Cannes-award-winning unforgettable Decision to Leave directed with pyrotechnical flair by Park Chan-wook is a haunting Korean neo-noir and yet so much more.
Play Misty for Meby Alexa Dalby
CAUTION: Here be spoilers
Decision to Leave deservedly won Best Director for Park Chan-wook at the Cannes Film Festival in 2022. It has been so acclaimed by public and critics that it is being re-released in the UK on 13 February 2023.
It’s the work of a master, made with the characteristic directorial flair and élan that we have seen in Oldboy and The Handmaiden. It moves seamlessly between noirish reality and scenes of impossible fantasy and imagination. But it is tonally very different from Park’s previous work.
Briefly, the bones of the story are that a married detective Hae-jun (Park Hae-il), investigating the death of an amateur climber, begins to suspect that the man’s much younger, beautiful Chinese widow Seo-rae (Tang Wei) knows more about the assumed accident than she is divulging. She continues her work as a home carer to elderly women and she seems strangely unconcerned at her husband’s sudden death. Hae-jun falls in love with Seo-rae and as a result finds himself trapped in an obsessive web of deception and desire that could compromise his career. Then their story becomes even more complicated as secrets emerge organically.

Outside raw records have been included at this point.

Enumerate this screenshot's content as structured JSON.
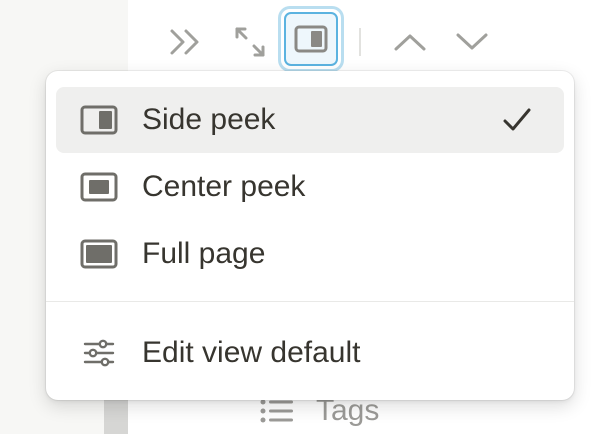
{
  "colors": {
    "text": "#37352f",
    "icon": "#6f6e69",
    "muted_icon": "#a0a09c",
    "selected_bg": "#efefee",
    "accent": "#5bb3e0"
  },
  "toolbar": {
    "icons": [
      "double-chevron-right-icon",
      "expand-arrows-icon",
      "side-peek-icon",
      "chevron-up-icon",
      "chevron-down-icon"
    ]
  },
  "menu": {
    "items": [
      {
        "label": "Side peek",
        "icon": "side-peek-icon",
        "selected": true
      },
      {
        "label": "Center peek",
        "icon": "center-peek-icon",
        "selected": false
      },
      {
        "label": "Full page",
        "icon": "full-page-icon",
        "selected": false
      }
    ],
    "footer": {
      "label": "Edit view default",
      "icon": "sliders-icon"
    }
  },
  "background": {
    "property_label": "Tags",
    "property_icon": "list-icon"
  }
}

Decision to Leave is intensely involving as we are drawn in to follow how the narrative of this investigation and love story unravel. Hae-jun’s growing feelings are shown in the expensive sushi he orders (to the dismay of his subordinates) while interrogating Seo-rae and the tenderness with which he puts toothpaste on her toothbrush while she’s held in custody.
But Decision to Leave is deeply imbued with an intriguing and deliberately misleading sense of duality throughout. The film itself unfolds in two locations and what are almost two parts and times as a result. The obsession of the central characters is echoed in the admission by the criminal that Hae-jun pursues.

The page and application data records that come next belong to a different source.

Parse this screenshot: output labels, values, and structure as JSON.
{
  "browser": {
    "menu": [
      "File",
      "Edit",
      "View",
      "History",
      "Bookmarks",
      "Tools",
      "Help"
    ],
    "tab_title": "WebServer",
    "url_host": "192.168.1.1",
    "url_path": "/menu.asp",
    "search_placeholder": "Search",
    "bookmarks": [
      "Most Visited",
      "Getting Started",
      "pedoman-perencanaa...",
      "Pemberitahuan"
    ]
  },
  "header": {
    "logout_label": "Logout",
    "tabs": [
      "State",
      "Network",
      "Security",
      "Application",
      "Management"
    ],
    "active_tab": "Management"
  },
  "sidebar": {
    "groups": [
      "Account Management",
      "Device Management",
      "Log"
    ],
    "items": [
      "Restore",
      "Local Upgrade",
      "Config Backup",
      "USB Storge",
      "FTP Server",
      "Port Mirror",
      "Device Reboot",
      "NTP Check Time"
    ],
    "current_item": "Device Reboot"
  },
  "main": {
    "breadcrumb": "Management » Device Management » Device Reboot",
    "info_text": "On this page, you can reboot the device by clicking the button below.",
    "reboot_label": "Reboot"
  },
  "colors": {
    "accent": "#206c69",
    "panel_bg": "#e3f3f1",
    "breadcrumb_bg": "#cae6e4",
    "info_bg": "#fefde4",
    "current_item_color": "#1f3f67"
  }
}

Like The Handmaiden, the viewpoint subtly changes from one character to another, in Decision to Leave moving from the detective to the widow for the final third of the film.
Duality is there in the elemental contrast between the sea and mountains and the difference between the people who prefer one or the other. The design of the wallpaper in Seo-rae’s home could be either sea or mountain, depending on the viewpoint. Duality is also shown in the ambiguous actions of the film’s main characters. Seo-rae is impossible to read when she’s under investigation.
Duality is apparent in many details that Park shows us through unexpected camera angles – like the blue/green fentanyl capsules and the dress Seo-rae wears that to observers is both blue and green. And the film’s colour palette throughout is a changeable blue/green that’s murky, like the light that filters through into the depths of the sea. Red seeps in only at significant moments, associated with pomegranates or blood and the smell of blood.
And the ever-present soundtrack by Park’s longtime collaborator Cho Young-wuk reinforces the disconcerting, disturbing, brooding atmosphere. Depending on the nature of the scene, it ranges from textured menacing quasi-Asian sounds as surveillance unfolds to Mahler’s Fifth Symphony as a background to what we assume are tragic lovers. Their feelings for each other it appears are not concurrent and at times the framing shows their separateness when they are together.
Most striking about the music is the repeated use of a seductive old Korean song ‘Mist’, sung dreamily by Jung Hoon Hee. It was released in 1967 as the theme song for the film of the same name, Mist. It’s not only significant to the plot but it also reinforces the theme of confusion and deception, characterised by the fog in the seaside region where the action takes place, and also as the obsession that manifests itself as mist in people’s minds, something which confuses and obscures.
New technology is crucial to the plot – not just mobile phones and texts, but also Apple watch’s use in voice recordings and translation apps. They drive the plot, the investigation and the denouement.
Decision to Leave means what? Leave a place, a marriage, a life? It is a disconcerting, excitingly directed, beautifully acted film that goes beyond its plot and emotional arc, and it’s hard to do it justice in a review. Decision to Leave is an unforgettable must-see. What a searing ending! Submerge yourself in it. It will exceed your expectations.
Decision to Leave won Best Director for Park Chan-wook at the Cannes Film Festival 2022 and is released on 21 October 2022 in cinemas in the UK and on Mubi later in the year. It is re-released on 13 February 2023 in the UK.